For decades festivals have provided important sites of inquiry for folklorists and ethnomusicologists alike. While theoretically and methodologically diverse, this literature has traditionally focused on the communitas of festival experience and the flow of everyday social life beyond the festival’s liminal boundaries. Attending to the activist turn in ethnographic research, we wish to explore the idea of festivals as strategic forms of social action. Specifically, how can a critical ethnographic study of festivals reveal the ways in which performers, participants, and organizers encounter and challenge the myriad forms of violence that frame the contemporary world? How do festivals constitute sites of activism and forms of social and political intervention?
Co-Editors David A. McDonald and Jeremy Reed of Indiana University are seeking chapter proposals that explore existing and emerging debates on the dynamics of festivals and activism. This volume understands festivals as an interspace between disciplines such as folklore, ethnomusicology, performance studies, cultural studies, media studies, and others. At the same time, an attentive and critically ethnographic approach to festivals can offer utility to professional fields beyond the social sciences, such as arts administration and public affairs. We welcome original research that explores the significance of festivals as tools of social and political intervention. And further, we encourage chapter proposals that integrate festival research into contemporary conversations on applied, activist, and public facing work in the humanities.

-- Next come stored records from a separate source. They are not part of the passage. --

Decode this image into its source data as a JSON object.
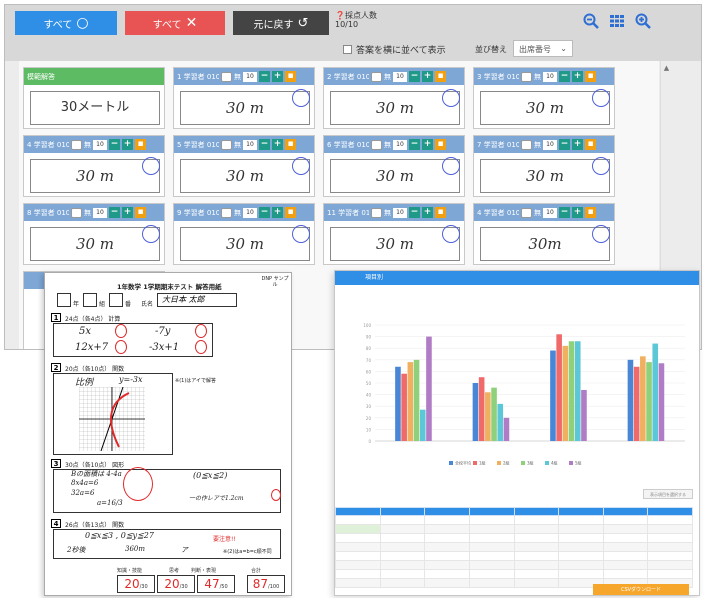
{
  "toolbar": {
    "all_correct_label": "すべて",
    "all_correct_icon": "○",
    "all_wrong_label": "すべて",
    "all_wrong_icon": "✕",
    "undo_label": "元に戻す",
    "undo_icon": "↺",
    "count_label": "採点人数",
    "count_value": "10/10",
    "show_side_by_side": "答案を横に並べて表示",
    "sort_label": "並び替え",
    "sort_value": "出席番号",
    "sort_arrow": "⌄",
    "zoom_out_icon": "zoom-out-icon",
    "grid_icon": "grid-view-icon",
    "zoom_in_icon": "zoom-in-icon"
  },
  "cards": [
    {
      "header": "模範解答",
      "answer": "30メートル",
      "model": true
    },
    {
      "header": "1 学習者 010…",
      "answer": "30 m",
      "score": "10"
    },
    {
      "header": "2 学習者 010…",
      "answer": "30 m",
      "score": "10"
    },
    {
      "header": "3 学習者 010…",
      "answer": "30 m",
      "score": "10"
    },
    {
      "header": "4 学習者 010…",
      "answer": "30 m",
      "score": "10"
    },
    {
      "header": "5 学習者 010…",
      "answer": "30 m",
      "score": "10"
    },
    {
      "header": "6 学習者 010…",
      "answer": "30 m",
      "score": "10"
    },
    {
      "header": "7 学習者 010…",
      "answer": "30 m",
      "score": "10"
    },
    {
      "header": "8 学習者 010…",
      "answer": "30 m",
      "score": "10"
    },
    {
      "header": "9 学習者 010…",
      "answer": "30 m",
      "score": "10"
    },
    {
      "header": "11 学習者 01…",
      "answer": "30 m",
      "score": "10"
    },
    {
      "header": "4 学習者 010…",
      "answer": "30m",
      "score": "10"
    }
  ],
  "card_check_label": "無",
  "sheet": {
    "title": "1年数学 1学期期末テスト 解答用紙",
    "corner": "DNP サンプル",
    "year_label": "年",
    "class_label": "組",
    "number_label": "番",
    "name_label": "氏名",
    "name_value": "大日本 太郎",
    "q1": "24点（各4点） 計算",
    "q1_a1": "5x",
    "q1_a2": "-7y",
    "q1_a3": "12x+7",
    "q1_a4": "-3x+1",
    "q2": "20点（各10点） 関数",
    "q2_a1": "比例",
    "q2_a1b": "y=-3x",
    "q2_note": "※(1)はアイで解答",
    "q3": "30点（各10点） 図形",
    "q3_a1": "Bの面積は 4-4a",
    "q3_a2": "8x4a=6",
    "q3_a3": "32a=6",
    "q3_a4": "a=16/3",
    "q3_a5": "(0≦x≦2)",
    "q3_a6": "一の作レアで1.2cm",
    "q4": "26点（各13点） 関数",
    "q4_a1": "0≦x≦3 , 0≦y≦27",
    "q4_note": "要注意!!",
    "q4_a2": "2秒後",
    "q4_a3": "360m",
    "q4_a4": "ア",
    "q4_ref": "※(2)はa=b=c順不同",
    "score_labels": [
      "知識・技能",
      "思考",
      "判断・表現",
      "合計"
    ],
    "scores": [
      "20",
      "20",
      "47",
      "87"
    ],
    "score_max": [
      "/30",
      "/30",
      "/50",
      "/100"
    ]
  },
  "report": {
    "title": "項目別",
    "legend": [
      "全校平均",
      "1組",
      "2組",
      "3組",
      "4組",
      "5組"
    ],
    "export_label": "CSVダウンロード",
    "small_btn": "表示項目を選択する",
    "table_header": [
      "",
      "",
      "",
      "",
      "",
      "",
      "",
      ""
    ],
    "colors": [
      "#4a86d6",
      "#f06a6a",
      "#f0b060",
      "#8fd17a",
      "#5cc7d6",
      "#b07cc6"
    ]
  },
  "chart_data": {
    "type": "bar",
    "categories": [
      "",
      "",
      "",
      ""
    ],
    "series": [
      {
        "values": [
          64,
          50,
          78,
          70
        ]
      },
      {
        "values": [
          58,
          55,
          92,
          64
        ]
      },
      {
        "values": [
          68,
          42,
          82,
          73
        ]
      },
      {
        "values": [
          70,
          46,
          86,
          68
        ]
      },
      {
        "values": [
          27,
          32,
          86,
          84
        ]
      },
      {
        "values": [
          90,
          20,
          44,
          67
        ]
      }
    ],
    "ylim": [
      0,
      100
    ],
    "legend_position": "bottom"
  }
}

We envision this volume published as part of IU Press’ “Activist Encounters in Folklore and Ethnomusicology” book series. If interested in participating, please send a 250 word abstract to David McDonald firstname.lastname@example.org and Jeremy Reed email@example.com by November 20, 2021. Finished chapter drafts will be expected by May 1, 2022 with final revisions expected in Fall 2022.
Special Edition: Metal and Hardcore in Aotearoa and the Pacific Islands
Perfect Beat: The Asia-Pacific Journal of Research into Contemporary Music and Popular Culture
This call for proposals is for a special edition of Perfect Beat, focused on heavy metal and hardcore music, scenes, practices, and cultures in Aotearoa/New Zealand and the Pacific Islands. Metal and hardcore have a long and nuanced history in Aotearoa, where scenes have interfaced with localised aesthetics and histories, and responded to urbanisation, deindustrialisation, and globalisation in complex and multi-faceted ways. Moreover, metal and hardcore’s relationship to Māoritanga is similarly significant, despite only recently coming into greater international focus with the success of Alien Weaponry’s use of Te Reo Māori. Heavy metal and hardcore’s history in the Pacific Islands is deserving of further attention, particularly given the growth of bands such as Kūka’ilimoku in Hawai’i, the recent staging of Metal United World Wide in Papua New Guinea, and the established history of metal in the Solomon Islands.